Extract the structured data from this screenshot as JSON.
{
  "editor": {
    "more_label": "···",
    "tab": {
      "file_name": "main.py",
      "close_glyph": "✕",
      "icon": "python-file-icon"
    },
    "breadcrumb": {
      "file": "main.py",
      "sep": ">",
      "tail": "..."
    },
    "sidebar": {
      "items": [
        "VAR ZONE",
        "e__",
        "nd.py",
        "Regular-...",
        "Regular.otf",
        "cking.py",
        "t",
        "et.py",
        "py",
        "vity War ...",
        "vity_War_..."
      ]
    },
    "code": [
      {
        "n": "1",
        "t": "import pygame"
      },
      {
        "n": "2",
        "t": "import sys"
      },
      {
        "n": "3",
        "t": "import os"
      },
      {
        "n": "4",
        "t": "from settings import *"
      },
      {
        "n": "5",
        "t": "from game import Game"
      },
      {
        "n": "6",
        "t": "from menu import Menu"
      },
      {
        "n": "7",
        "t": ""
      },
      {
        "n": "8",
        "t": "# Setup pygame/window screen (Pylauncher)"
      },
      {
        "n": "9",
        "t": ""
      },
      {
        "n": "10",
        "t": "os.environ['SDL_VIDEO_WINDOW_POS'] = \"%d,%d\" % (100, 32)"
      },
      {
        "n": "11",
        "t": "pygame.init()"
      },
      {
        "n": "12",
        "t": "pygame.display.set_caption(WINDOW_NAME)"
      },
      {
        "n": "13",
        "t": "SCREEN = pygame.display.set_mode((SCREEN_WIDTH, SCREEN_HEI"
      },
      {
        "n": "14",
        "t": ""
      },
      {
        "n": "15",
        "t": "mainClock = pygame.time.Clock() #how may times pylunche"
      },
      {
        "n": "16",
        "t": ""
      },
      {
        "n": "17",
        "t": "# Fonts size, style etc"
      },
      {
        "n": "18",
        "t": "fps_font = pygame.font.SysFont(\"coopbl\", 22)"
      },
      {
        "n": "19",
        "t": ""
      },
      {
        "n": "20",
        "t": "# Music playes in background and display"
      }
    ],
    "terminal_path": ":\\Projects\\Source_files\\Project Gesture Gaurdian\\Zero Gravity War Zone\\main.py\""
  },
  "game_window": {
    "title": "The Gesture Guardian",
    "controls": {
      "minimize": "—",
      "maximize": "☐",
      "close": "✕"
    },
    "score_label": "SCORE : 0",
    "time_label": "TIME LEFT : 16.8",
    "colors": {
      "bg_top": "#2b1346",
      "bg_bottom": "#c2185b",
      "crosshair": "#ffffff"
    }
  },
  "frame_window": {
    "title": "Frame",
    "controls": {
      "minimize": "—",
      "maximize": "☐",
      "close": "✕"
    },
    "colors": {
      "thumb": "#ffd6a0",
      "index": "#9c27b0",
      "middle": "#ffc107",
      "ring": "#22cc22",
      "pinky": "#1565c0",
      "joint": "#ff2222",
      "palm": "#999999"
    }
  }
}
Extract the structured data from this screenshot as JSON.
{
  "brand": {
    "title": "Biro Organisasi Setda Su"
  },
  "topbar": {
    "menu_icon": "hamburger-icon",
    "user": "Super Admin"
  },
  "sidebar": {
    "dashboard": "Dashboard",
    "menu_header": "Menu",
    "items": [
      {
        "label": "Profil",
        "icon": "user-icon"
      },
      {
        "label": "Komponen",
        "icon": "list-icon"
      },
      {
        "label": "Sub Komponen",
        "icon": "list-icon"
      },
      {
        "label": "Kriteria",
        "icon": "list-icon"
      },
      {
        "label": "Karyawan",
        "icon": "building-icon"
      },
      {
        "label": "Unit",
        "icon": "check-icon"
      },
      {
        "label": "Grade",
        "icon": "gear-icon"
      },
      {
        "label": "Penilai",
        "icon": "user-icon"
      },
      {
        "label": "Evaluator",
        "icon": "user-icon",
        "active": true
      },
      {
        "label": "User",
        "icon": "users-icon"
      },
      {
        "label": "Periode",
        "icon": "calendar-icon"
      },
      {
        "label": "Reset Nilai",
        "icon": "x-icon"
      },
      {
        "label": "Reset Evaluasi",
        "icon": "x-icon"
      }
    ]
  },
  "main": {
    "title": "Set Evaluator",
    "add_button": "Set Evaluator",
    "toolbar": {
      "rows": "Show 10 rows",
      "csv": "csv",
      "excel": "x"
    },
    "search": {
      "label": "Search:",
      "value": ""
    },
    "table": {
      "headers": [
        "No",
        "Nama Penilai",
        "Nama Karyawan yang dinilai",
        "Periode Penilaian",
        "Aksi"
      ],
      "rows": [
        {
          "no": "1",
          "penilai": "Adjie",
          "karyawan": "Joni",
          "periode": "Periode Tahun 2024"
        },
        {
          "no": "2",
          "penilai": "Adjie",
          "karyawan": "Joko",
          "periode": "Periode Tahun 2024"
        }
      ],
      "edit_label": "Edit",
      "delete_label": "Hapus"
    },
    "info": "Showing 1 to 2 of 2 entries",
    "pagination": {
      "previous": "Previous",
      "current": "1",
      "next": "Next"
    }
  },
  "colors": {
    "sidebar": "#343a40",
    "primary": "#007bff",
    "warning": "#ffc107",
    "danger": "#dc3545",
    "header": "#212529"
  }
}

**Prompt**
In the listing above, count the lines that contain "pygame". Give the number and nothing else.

**Answer space**
7